[[ Material to process, beginning ]]
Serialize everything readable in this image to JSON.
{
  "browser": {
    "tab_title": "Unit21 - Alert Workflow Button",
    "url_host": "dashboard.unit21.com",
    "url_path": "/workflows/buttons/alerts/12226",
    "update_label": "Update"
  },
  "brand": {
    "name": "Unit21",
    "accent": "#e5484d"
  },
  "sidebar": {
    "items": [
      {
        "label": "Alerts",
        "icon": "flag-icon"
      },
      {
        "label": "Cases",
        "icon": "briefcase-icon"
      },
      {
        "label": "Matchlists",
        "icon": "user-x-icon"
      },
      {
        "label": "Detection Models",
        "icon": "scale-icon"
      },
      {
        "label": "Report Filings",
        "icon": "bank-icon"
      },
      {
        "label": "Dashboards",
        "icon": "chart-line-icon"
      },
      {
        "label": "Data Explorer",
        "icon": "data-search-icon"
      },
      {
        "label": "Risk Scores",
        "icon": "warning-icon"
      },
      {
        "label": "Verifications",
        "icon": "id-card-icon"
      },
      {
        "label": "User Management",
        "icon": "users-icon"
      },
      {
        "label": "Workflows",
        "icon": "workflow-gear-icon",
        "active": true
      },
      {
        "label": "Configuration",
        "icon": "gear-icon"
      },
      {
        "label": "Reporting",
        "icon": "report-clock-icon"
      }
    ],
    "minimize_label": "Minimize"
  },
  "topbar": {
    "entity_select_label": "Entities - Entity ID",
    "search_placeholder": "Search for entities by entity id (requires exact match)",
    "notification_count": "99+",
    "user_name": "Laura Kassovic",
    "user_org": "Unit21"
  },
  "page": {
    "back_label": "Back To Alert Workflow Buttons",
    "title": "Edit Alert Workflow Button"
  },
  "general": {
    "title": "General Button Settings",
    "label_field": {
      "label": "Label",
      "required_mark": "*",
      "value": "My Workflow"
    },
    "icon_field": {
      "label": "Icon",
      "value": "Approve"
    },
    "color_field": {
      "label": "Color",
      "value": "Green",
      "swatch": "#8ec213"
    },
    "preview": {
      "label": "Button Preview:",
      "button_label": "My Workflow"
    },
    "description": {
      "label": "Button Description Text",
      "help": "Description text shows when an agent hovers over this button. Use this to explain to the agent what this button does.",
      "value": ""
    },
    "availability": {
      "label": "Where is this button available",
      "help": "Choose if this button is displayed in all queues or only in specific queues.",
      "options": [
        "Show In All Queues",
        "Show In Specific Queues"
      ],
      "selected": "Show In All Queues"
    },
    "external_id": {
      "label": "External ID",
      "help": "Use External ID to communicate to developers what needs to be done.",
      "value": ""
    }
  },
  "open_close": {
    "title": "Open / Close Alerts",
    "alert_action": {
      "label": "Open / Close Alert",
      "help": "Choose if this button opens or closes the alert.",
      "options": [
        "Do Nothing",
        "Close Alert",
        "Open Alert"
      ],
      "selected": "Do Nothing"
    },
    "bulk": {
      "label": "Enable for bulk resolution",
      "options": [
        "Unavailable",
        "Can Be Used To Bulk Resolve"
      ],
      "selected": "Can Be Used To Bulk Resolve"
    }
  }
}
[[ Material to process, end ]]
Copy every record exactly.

Serialize everything readable in this image to JSON.
{
  "browser": {
    "tab_title": "Unit21 - Alert Workflow Button",
    "url_host": "dashboard.unit21.com",
    "url_path": "/workflows/buttons/alerts/12226",
    "update_label": "Update"
  },
  "brand": {
    "name": "Unit21",
    "accent": "#e5484d"
  },
  "sidebar": {
    "items": [
      {
        "label": "Alerts",
        "icon": "flag-icon"
      },
      {
        "label": "Cases",
        "icon": "briefcase-icon"
      },
      {
        "label": "Matchlists",
        "icon": "user-x-icon"
      },
      {
        "label": "Detection Models",
        "icon": "scale-icon"
      },
      {
        "label": "Report Filings",
        "icon": "bank-icon"
      },
      {
        "label": "Dashboards",
        "icon": "chart-line-icon"
      },
      {
        "label": "Data Explorer",
        "icon": "data-search-icon"
      },
      {
        "label": "Risk Scores",
        "icon": "warning-icon"
      },
      {
        "label": "Verifications",
        "icon": "id-card-icon"
      },
      {
        "label": "User Management",
        "icon": "users-icon"
      },
      {
        "label": "Workflows",
        "icon": "workflow-gear-icon",
        "active": true
      },
      {
        "label": "Configuration",
        "icon": "gear-icon"
      },
      {
        "label": "Reporting",
        "icon": "report-clock-icon"
      }
    ],
    "minimize_label": "Minimize"
  },
  "topbar": {
    "entity_select_label": "Entities - Entity ID",
    "search_placeholder": "Search for entities by entity id (requires exact match)",
    "notification_count": "99+",
    "user_name": "Laura Kassovic",
    "user_org": "Unit21"
  },
  "page": {
    "back_label": "Back To Alert Workflow Buttons",
    "title": "Edit Alert Workflow Button"
  },
  "general": {
    "title": "General Button Settings",
    "label_field": {
      "label": "Label",
      "required_mark": "*",
      "value": "My Workflow"
    },
    "icon_field": {
      "label": "Icon",
      "value": "Approve"
    },
    "color_field": {
      "label": "Color",
      "value": "Green",
      "swatch": "#8ec213"
    },
    "preview": {
      "label": "Button Preview:",
      "button_label": "My Workflow"
    },
    "description": {
      "label": "Button Description Text",
      "help": "Description text shows when an agent hovers over this button. Use this to explain to the agent what this button does.",
      "value": ""
    },
    "availability": {
      "label": "Where is this button available",
      "help": "Choose if this button is displayed in all queues or only in specific queues.",
      "options": [
        "Show In All Queues",
        "Show In Specific Queues"
      ],
      "selected": "Show In All Queues"
    },
    "external_id": {
      "label": "External ID",
      "help": "Use External ID to communicate to developers what needs to be done.",
      "value": ""
    }
  },
  "open_close": {
    "title": "Open / Close Alerts",
    "alert_action": {
      "label": "Open / Close Alert",
      "help": "Choose if this button opens or closes the alert.",
      "options": [
        "Do Nothing",
        "Close Alert",
        "Open Alert"
      ],
      "selected": "Do Nothing"
    },
    "bulk": {
      "label": "Enable for bulk resolution",
      "options": [
        "Unavailable",
        "Can Be Used To Bulk Resolve"
      ],
      "selected": "Can Be Used To Bulk Resolve"
    }
  }
}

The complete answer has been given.